Over 2,000 civil servants in the public sector have been interdicted for a variety of reasons, the majority of which are criminal in nature.
According to reports, some officers have been under interdiction for more than two years because such matters are still being investigated. Information reachingÂ WeekendPostÂ shows that local government, particularly councils, has the highest number of suspended officers.
In its annual report, the Directorate on Corruption and Economic Crime (DCEC) revealed that councils lead in corrupt activities throughout the country, and dozens of council employees are being investigated for alleged corrupt activities. It is also reported that disciplined forces, including the Botswana Defence Force (BDF), police, and prisons, and the Directorate of Intelligence and Security (DIS) have suspended a significant number of officers.
The Ministry of Education and Skills Development has also recorded a good number of teachers who have implicated in love relationships with students, while some are accused of impregnating students both in primary and secondary school.

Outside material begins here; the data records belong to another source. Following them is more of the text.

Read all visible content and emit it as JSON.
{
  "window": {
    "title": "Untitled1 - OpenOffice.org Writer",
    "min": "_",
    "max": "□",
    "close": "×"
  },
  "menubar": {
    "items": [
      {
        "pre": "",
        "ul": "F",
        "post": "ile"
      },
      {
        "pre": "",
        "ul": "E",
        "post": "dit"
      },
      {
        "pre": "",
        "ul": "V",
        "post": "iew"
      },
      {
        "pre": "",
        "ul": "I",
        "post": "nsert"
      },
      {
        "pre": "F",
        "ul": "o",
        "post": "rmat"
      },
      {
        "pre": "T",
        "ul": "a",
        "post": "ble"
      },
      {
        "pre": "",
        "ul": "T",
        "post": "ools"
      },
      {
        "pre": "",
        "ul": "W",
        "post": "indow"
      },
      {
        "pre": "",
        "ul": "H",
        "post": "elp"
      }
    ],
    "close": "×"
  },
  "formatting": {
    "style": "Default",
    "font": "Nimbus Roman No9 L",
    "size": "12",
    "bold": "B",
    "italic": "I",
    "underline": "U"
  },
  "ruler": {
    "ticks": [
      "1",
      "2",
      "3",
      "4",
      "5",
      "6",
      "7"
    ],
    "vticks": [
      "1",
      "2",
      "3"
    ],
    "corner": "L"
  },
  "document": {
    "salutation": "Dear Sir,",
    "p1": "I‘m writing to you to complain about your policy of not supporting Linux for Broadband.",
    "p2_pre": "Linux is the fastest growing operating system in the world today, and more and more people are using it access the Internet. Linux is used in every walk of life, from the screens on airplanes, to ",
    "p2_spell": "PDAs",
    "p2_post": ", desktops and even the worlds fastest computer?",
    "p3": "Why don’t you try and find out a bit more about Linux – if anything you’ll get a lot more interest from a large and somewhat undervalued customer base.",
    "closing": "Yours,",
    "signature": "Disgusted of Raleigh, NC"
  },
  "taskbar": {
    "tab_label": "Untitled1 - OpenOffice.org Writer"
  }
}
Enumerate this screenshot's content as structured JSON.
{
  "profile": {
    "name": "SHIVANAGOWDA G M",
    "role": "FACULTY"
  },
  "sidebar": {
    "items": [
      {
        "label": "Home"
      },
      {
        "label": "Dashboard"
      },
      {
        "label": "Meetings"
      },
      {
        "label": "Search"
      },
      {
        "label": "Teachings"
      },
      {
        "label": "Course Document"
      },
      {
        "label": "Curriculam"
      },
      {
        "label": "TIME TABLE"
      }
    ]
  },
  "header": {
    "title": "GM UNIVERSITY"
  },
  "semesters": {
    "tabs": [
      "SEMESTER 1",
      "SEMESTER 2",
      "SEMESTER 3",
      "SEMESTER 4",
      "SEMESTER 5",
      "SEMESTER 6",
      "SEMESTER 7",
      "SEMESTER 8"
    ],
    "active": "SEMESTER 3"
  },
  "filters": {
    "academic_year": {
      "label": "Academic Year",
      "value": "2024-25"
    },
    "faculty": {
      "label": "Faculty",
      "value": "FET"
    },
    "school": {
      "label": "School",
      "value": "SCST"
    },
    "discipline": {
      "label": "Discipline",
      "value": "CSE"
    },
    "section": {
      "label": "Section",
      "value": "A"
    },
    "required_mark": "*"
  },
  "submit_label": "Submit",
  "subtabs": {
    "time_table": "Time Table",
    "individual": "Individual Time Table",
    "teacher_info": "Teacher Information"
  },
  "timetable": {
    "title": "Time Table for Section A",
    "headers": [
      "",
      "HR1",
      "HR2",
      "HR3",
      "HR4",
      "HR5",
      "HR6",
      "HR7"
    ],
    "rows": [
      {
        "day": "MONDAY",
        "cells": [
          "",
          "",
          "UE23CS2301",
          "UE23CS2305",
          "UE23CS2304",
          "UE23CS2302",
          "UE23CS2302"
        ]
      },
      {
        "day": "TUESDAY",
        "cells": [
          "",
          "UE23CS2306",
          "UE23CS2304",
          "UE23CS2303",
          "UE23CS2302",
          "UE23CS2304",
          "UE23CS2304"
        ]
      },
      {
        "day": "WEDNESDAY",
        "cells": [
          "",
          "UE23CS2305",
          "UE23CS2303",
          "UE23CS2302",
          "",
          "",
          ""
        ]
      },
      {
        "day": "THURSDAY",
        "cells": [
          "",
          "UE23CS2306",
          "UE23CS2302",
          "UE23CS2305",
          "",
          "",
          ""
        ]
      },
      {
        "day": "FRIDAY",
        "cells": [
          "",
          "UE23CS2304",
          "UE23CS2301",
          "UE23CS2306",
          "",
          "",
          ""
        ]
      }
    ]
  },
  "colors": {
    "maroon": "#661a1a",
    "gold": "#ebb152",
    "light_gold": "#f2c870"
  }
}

Regional education officers have been tasked to investigate such matters and are believed to be far from completion as some students are dragging their feet in assisting the investigations to be completed.
This year, Mmadinare Senior Secondary reportedly had the highest number of pregnancies, especially among form five students who were later forcibly expelled from school. Responding to this publicationâ€™s queries, Permanent Secretary to the Office of the President Emma Peloetletse said, â€śas you might be aware, I am currently addressing public servants across the length and breadth of our beautiful republic. Due to your detailed enquiry, I am not able to respond within your schedule,â€ť she said.
She said some of the issues raised need verification of facts, some are still under investigation while some are still before the courts of law.
Meanwhile, it is close to six months since the Police Commissioner Keabetwe Makgophe, Director General of the Directorate on Corruption and Economic Crime (DCEC) Tymon Katlholo and the Deputy Director of the DIS Tefo Kgothane were suspended from their official duties on various charges.
Efforts to solicit comment from trade unions were futile at the time of going to press.
Some suspended officers who opted for anonymity claimed that they have close to two years while on suspension. One stated that the investigations that led him to be suspended have not been completed.
â€śIt is heartbreaking that at this time the investigations have not been completed,â€ť he toldÂ WeekendPost, adding that â€śwhen a person is suspended, they get their salary fully without fail until the matter is resolvedâ€ť.
Makgophe, Katlholo and Kgothane are the three most high-ranking government officials that are under interdiction.
Botswana Democratic Party (BDP) and some senior government officials are abuzz with reports that President Mokgweetsi Masisi has requested his Vice President, Slumber Tsogwane not to contest the next general elections in 2024.